Phenomics, transcriptomics and metabolomics for identifying concentration-dependent chemical interactions and understanding the mechanistic basis of the mixture toxicity
Conference contribution, 2019
The prevalence of mixtures of synthetic and natural chemicals in the environment is a growing concern for public health and environmental effects. Currently, most chemical legislations are based on the risk assessments carried out on individual substances and theoretical estimates of combination effect. However, exposure to multi-component mixtures may stimulate unpredicted overall toxic responses due to interactions, where interactions were scored as deviations from the independent action model.
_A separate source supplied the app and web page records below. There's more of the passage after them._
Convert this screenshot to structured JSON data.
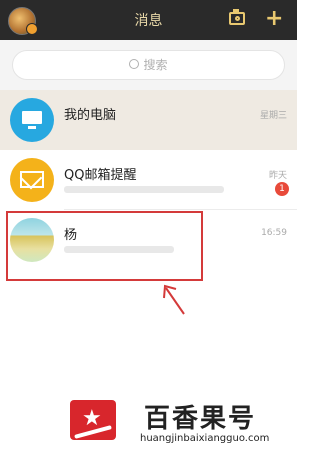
{
  "header": {
    "title": "消息",
    "camera_icon": "camera-icon",
    "add_icon": "plus-icon"
  },
  "search": {
    "placeholder": "搜索"
  },
  "conversations": [
    {
      "name": "我的电脑",
      "time": "星期三",
      "icon": "computer-icon"
    },
    {
      "name": "QQ邮箱提醒",
      "time": "昨天",
      "badge": "1",
      "icon": "mail-icon"
    },
    {
      "name": "杨",
      "time": "16:59",
      "icon": "avatar"
    }
  ],
  "watermark": {
    "brand": "百香果号",
    "url": "huangjinbaixiangguo.com"
  },
  "colors": {
    "header_bg": "#2a2a2a",
    "accent": "#e8c870",
    "highlight_border": "#d43a3a"
  }
}
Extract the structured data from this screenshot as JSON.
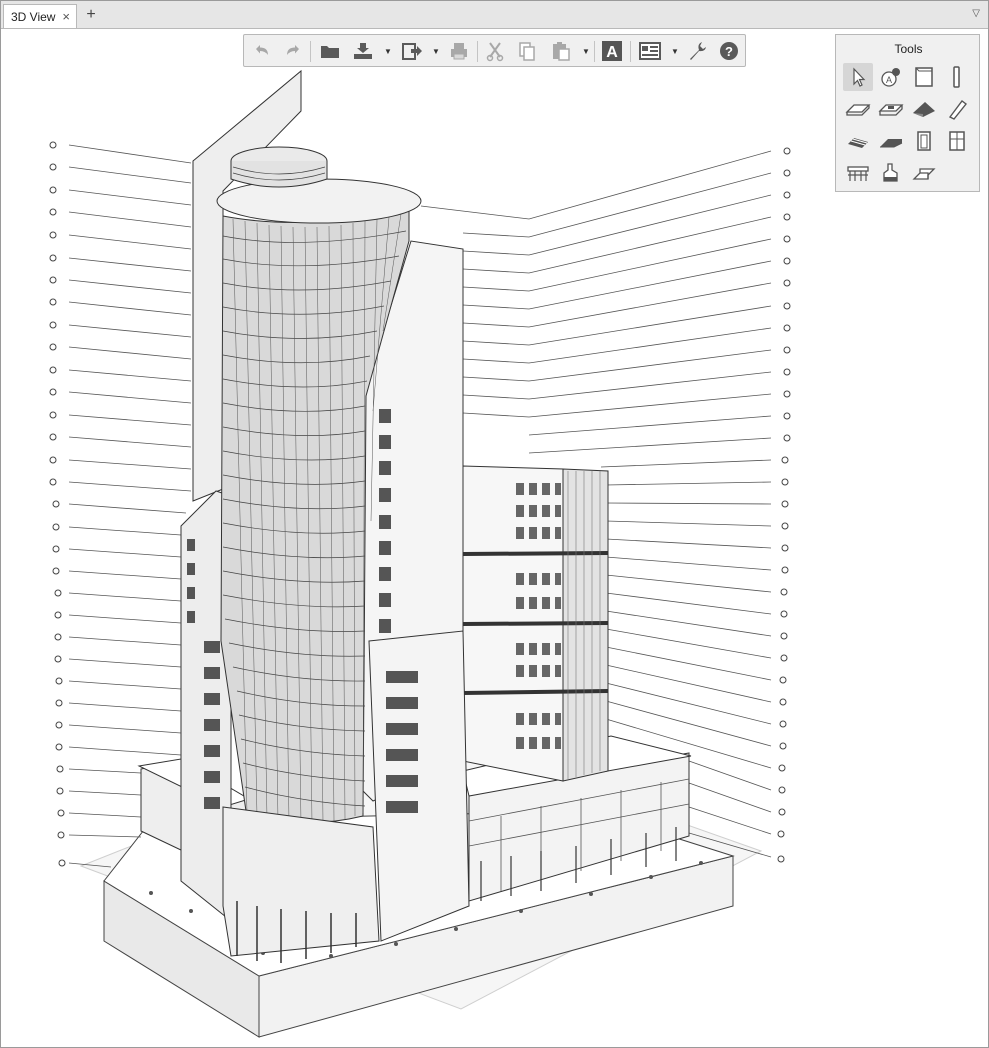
{
  "tabs": [
    {
      "label": "3D View",
      "close_glyph": "×"
    }
  ],
  "tab_add_glyph": "+",
  "tab_menu_glyph": "▽",
  "toolbar": {
    "buttons": [
      "undo-icon",
      "redo-icon",
      "open-icon",
      "import-icon",
      "export-icon",
      "print-icon",
      "cut-icon",
      "copy-icon",
      "paste-icon",
      "text-icon",
      "layout-icon",
      "settings-icon",
      "help-icon"
    ],
    "text_glyph": "A",
    "help_glyph": "?",
    "dropdown_glyph": "▼"
  },
  "tools_panel": {
    "title": "Tools",
    "tools": [
      "select-icon",
      "annotate-icon",
      "wall-icon",
      "column-icon",
      "slab-icon",
      "beam-icon",
      "roof-icon",
      "railing-icon",
      "stair-icon",
      "ramp-icon",
      "door-icon",
      "window-icon",
      "curtain-wall-icon",
      "object-icon",
      "shell-icon"
    ],
    "active": "select-icon"
  },
  "colors": {
    "tabbar": "#e6e6e6",
    "panel": "#f0f0f0",
    "icon": "#5a5a5a",
    "icon_disabled": "#a8a8a8",
    "help_blue": "#4a4a4a",
    "model_line": "#3a3a3a",
    "model_fill": "#f4f4f4"
  }
}
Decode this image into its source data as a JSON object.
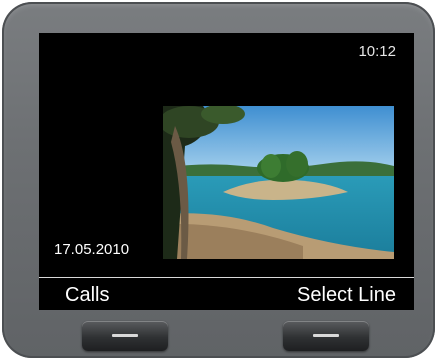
{
  "status": {
    "time": "10:12"
  },
  "home": {
    "date": "17.05.2010"
  },
  "softkeys": {
    "left_label": "Calls",
    "right_label": "Select Line"
  },
  "icons": {
    "left_button": "dash-icon",
    "right_button": "dash-icon"
  },
  "colors": {
    "screen_bg": "#000000",
    "device_bezel": "#6d7073",
    "text": "#ffffff"
  }
}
In our project, we investigated the frequency and magnitude of interactions in mixtures of five compounds - NaCl, HgCl2, paraquat, rapamycin, clotrimazole - with relatively known specific mode of action. Growth effects by all-combination pair-wise mixtures spanning a wide concentration range were investigated by employing high-resolution yeast phenomics. The baker’s/brewer’s yeast Saccharomyces cerevisiae and the marine yeast Debaryomyces hansenii are used in this study to identify evolutionary conserved mixture effects, with the aim to identify generic responses of relevance to a vast array of organisms. Our results clearly show that both synergistic and antagonistic relationships exist among the tested chemicals and some of these relationships are concentration-dependent. Evolutionary conserved interactions on the level of rate of growth were found for salt and rapamycin (synergy) as well as for salt and paraquat (antagonism). The mechanistic basis of the chemical interactions identified in our study was investigated by transcriptomics and metabolomics. As one example, we observed that several genes with symporter activity and with cation transmembrane transporter activity is downregulated in salt plus paraquat mixtures, while the expression of genes that are related to cofactor-dependent metabolic pathways is stimulated. We believe that the repression of symporter and ion transmembrane transport activity reduces paraquat entry to the yeast cells and thereby reduces its toxic response when combined with salt. On the other hand, upregulation of several of the genes (such as PGI1, PFK1, FBA1, and CDC19) related to cofactor-dependent metabolic pathways boost yeast fermentative activity. Since paraquat induces the production of reactive oxygen species (ROS) via respiration, a shift from aerobic respiration to anaerobic fermentation can reduce formation of ROS, thus reduces oxidative stress by paraquat.
Independent Action model